Longo’s has just launched a new meal-based shopping program called Meals Made Easy, which was initiated as a strategic response to consumers’ wants. “We are focusing on healthy programs that are customer-centric,” Joseph says. “There will be kiosk-like centres, where guests can buy all the fresh ingredients to make a full meal, including recipes, which can be emailed to the guests’ phones. We have a huge selection of prepared meals, but what we are finding is, guests want to have that feeling of accomplishment, of making their own meal. Depending on the meal, the time factor to make it is about 25 minutes.”

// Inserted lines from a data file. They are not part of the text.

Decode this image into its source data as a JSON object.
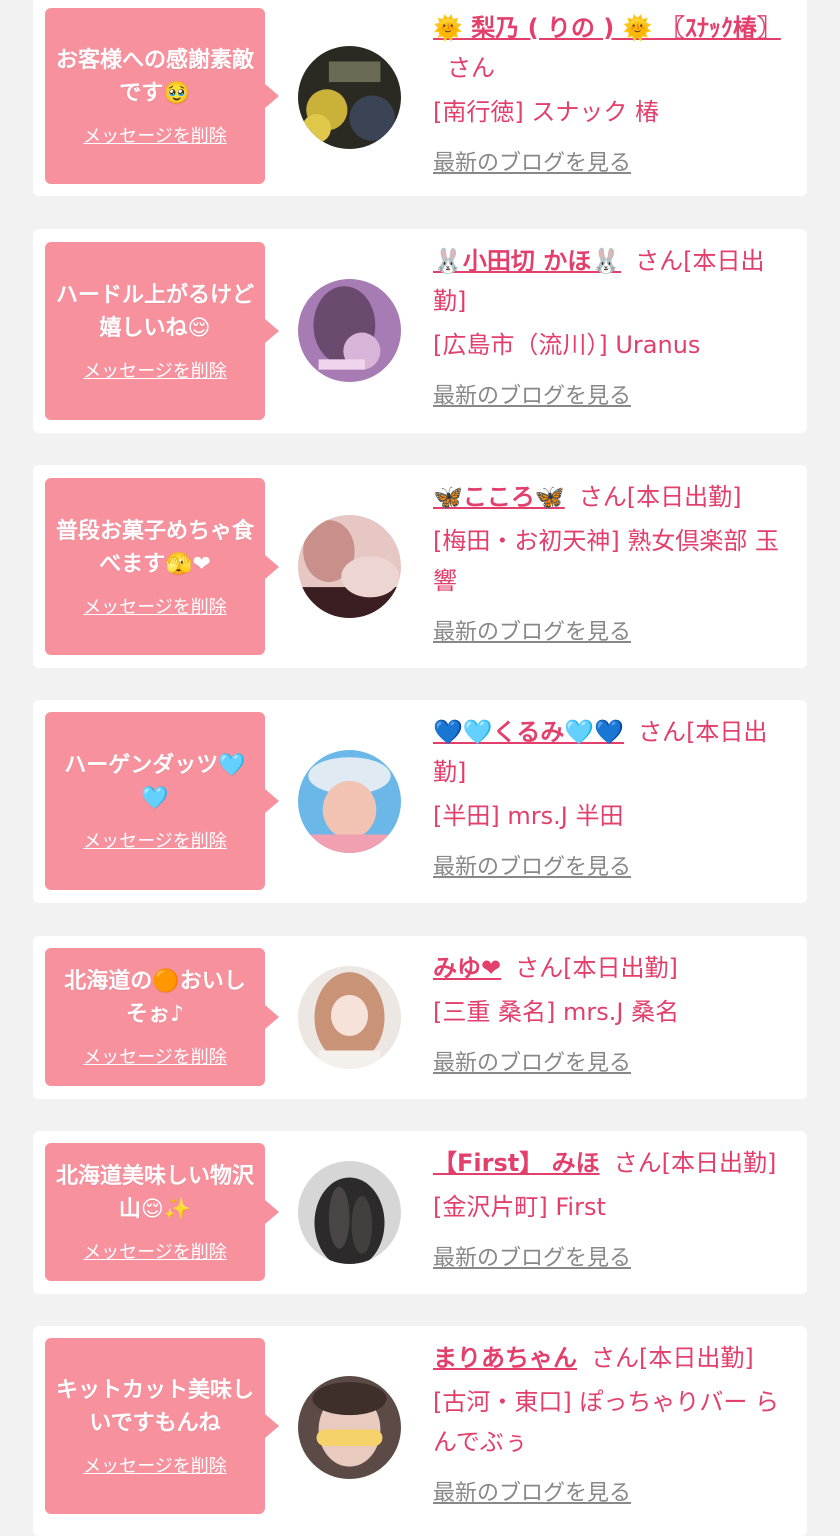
{
  "delete_label": "メッセージを削除",
  "blog_label": "最新のブログを見る",
  "san": "さん",
  "colors": {
    "accent": "#e23f6c",
    "bubble": "#f6919d",
    "muted": "#888888"
  },
  "entries": [
    {
      "message": "お客様への感謝素敵です🥹",
      "name": "🌞 梨乃 ( りの ) 🌞 〖ｽﾅｯｸ椿〗",
      "suffix": "",
      "shop": "[南行徳] スナック 椿"
    },
    {
      "message": "ハードル上がるけど嬉しいね😌",
      "name": "🐰小田切 かほ🐰",
      "suffix": "[本日出勤]",
      "shop": "[広島市（流川）] Uranus"
    },
    {
      "message": "普段お菓子めちゃ食べます🫣❤",
      "name": "🦋こころ🦋",
      "suffix": "[本日出勤]",
      "shop": "[梅田・お初天神] 熟女倶楽部 玉響"
    },
    {
      "message": "ハーゲンダッツ🩵🩵",
      "name": "💙🩵くるみ🩵💙",
      "suffix": "[本日出勤]",
      "shop": "[半田] mrs.J 半田"
    },
    {
      "message": "北海道の🟠おいしそぉ♪",
      "name": "みゆ❤",
      "suffix": "[本日出勤]",
      "shop": "[三重 桑名] mrs.J 桑名"
    },
    {
      "message": "北海道美味しい物沢山😌✨",
      "name": "【First】 みほ",
      "suffix": "[本日出勤]",
      "shop": "[金沢片町] First"
    },
    {
      "message": "キットカット美味しいですもんね",
      "name": "まりあちゃん",
      "suffix": "[本日出勤]",
      "shop": "[古河・東口] ぽっちゃりバー らんでぶぅ"
    }
  ]
}
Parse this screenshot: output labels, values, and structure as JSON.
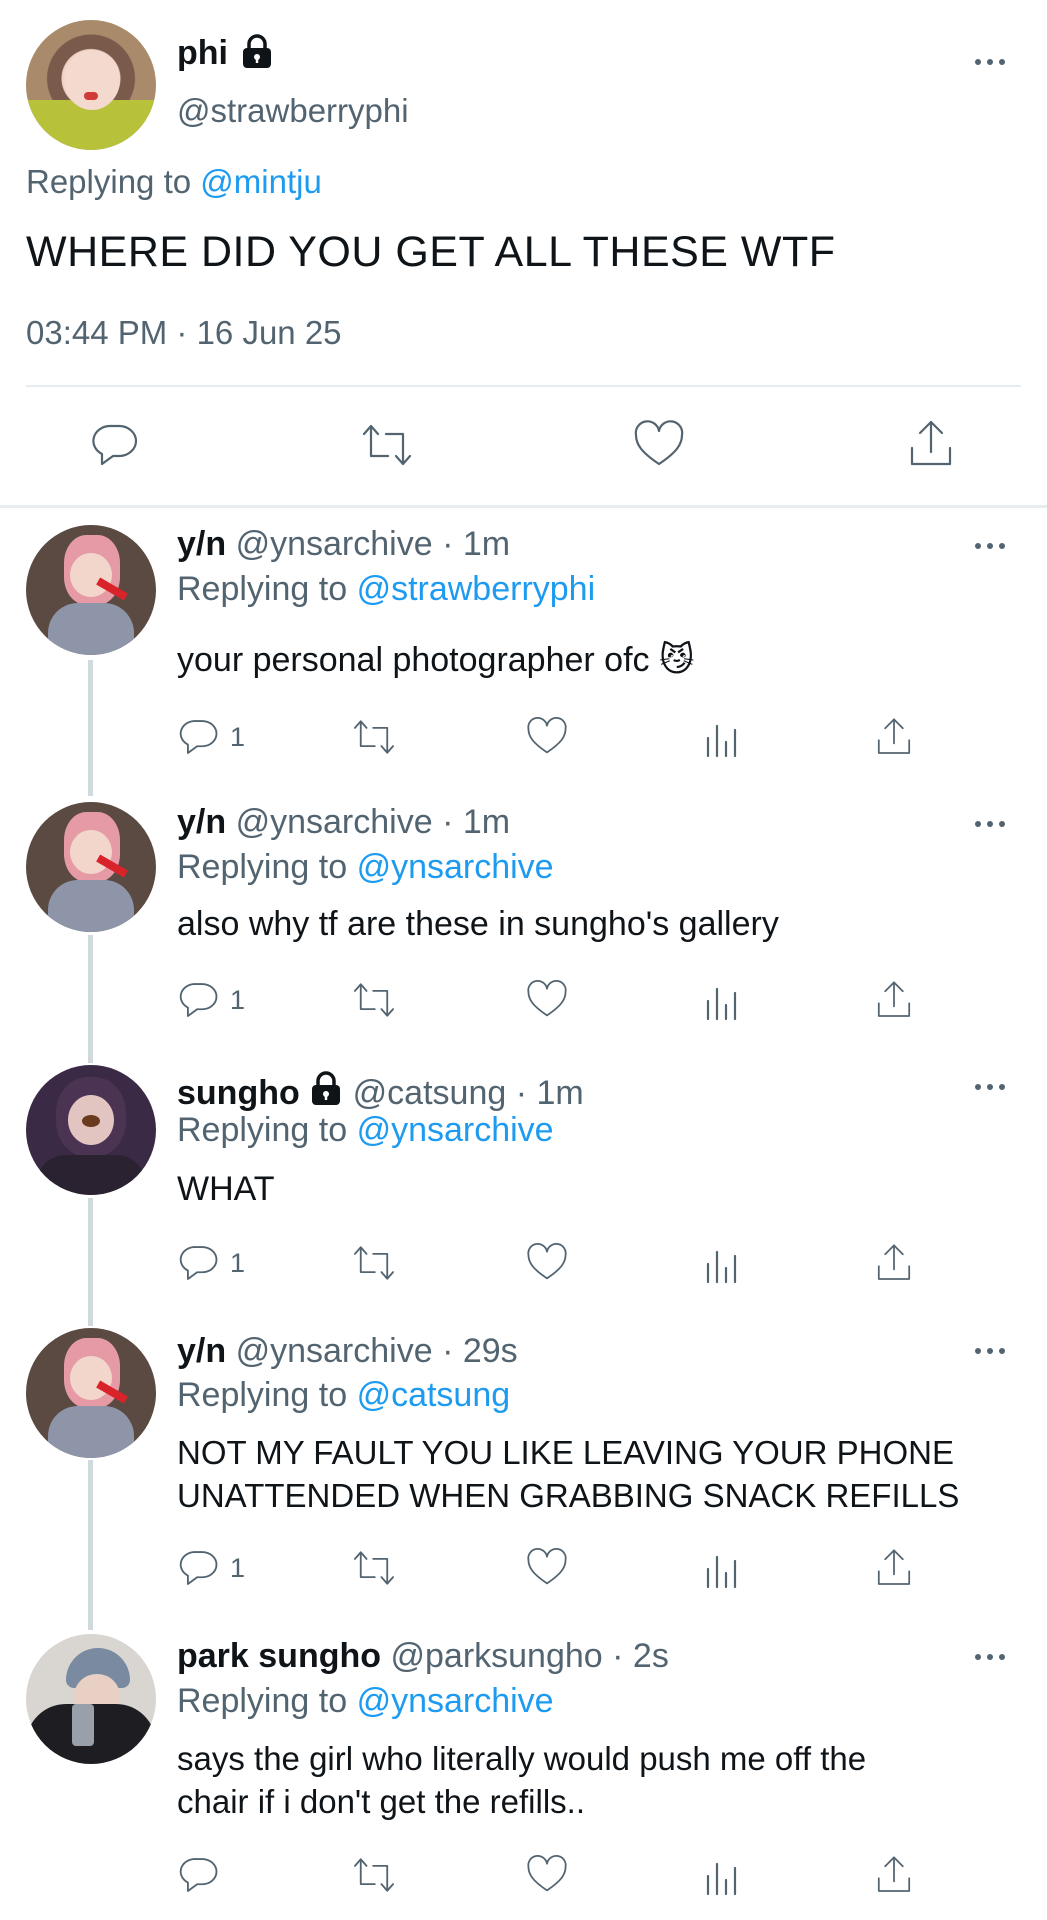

Since 1956, leaving a better footprint has always been on the minds of the Longo founders. Building strong relationships with local farmers has been an important initiative for the company from the get-go. “In fact, we are working with the third generation of the initial families with whom we began our relationships,” Rosanne says. “I think that is pretty special and unique. It is a working partnership to develop a better product for our guests.”
In fact, 70 per cent of Longo’s meat and seafood products is now locally sourced, with meat being Ontario-based, seafood being Canadian-based and cheeses sourced from Ontario and Quebec. And in addition to Longo’s commitment to sourcing local, its commitment to the environment is a sustainable blueprint. “In 2017, 79 per cent of our waste was diverted from landfills,” Rosanne says. “By 2020, we are aiming to increase that to as much as 85 per cent. Also, we are the first grocery store in Canada to open an energy-efficient store (the store produces 65 per cent of its own energy), which is located in Stouffville[, Ont.]. Annually, that store reduces between 1,500 and 2,000 metric tonnes of greenhouse emissions, which is equivalent to taking 300 cars off the road annually.”
In tandem with its commitment to the environment, a big part of Longo’s values centre around giving back to the community through both its corporate giving and Longo’s Family Charitable Foundation. Last year, Longo’s donated more than $2 million to local hospitals, kids’ camps and charities across the GTA. “The goal of the foundation is to complement our corporate giving, to give back in a more impactful, focused way as our business grows,” Rosanne says. “It is not just about writing a cheque; it is about time, talent and money. Many of our executives sit on charitable boards, and many team members volunteer as coaches. And a lot of our team members are involved personally in raising money for several of our initiatives.”
So,what’s on the horizon for Longo’s? In addition to its recently launched Meals Made Easy program, three new stores will be opening by the end of the year, including the Yonge Street and Sheppard Avenue (in Toronto) location on July 31; the Green Lane store, located on the East Gwillimbury/Newmarket border, on October 1 and Toronto’s Liberty Village store on November 1. “We are still on a growth curve, providing new opportunities for our team members and the community,” Rosanne says.
Deeply grateful for the myriad opportunities the country has provided for him, Gus says that being Canadian means the Longo family has been blessed with a better life, one that has allowed his children, grandchildren, nieces and nephews to grow, prosper and give back in a meaningful and impactful way.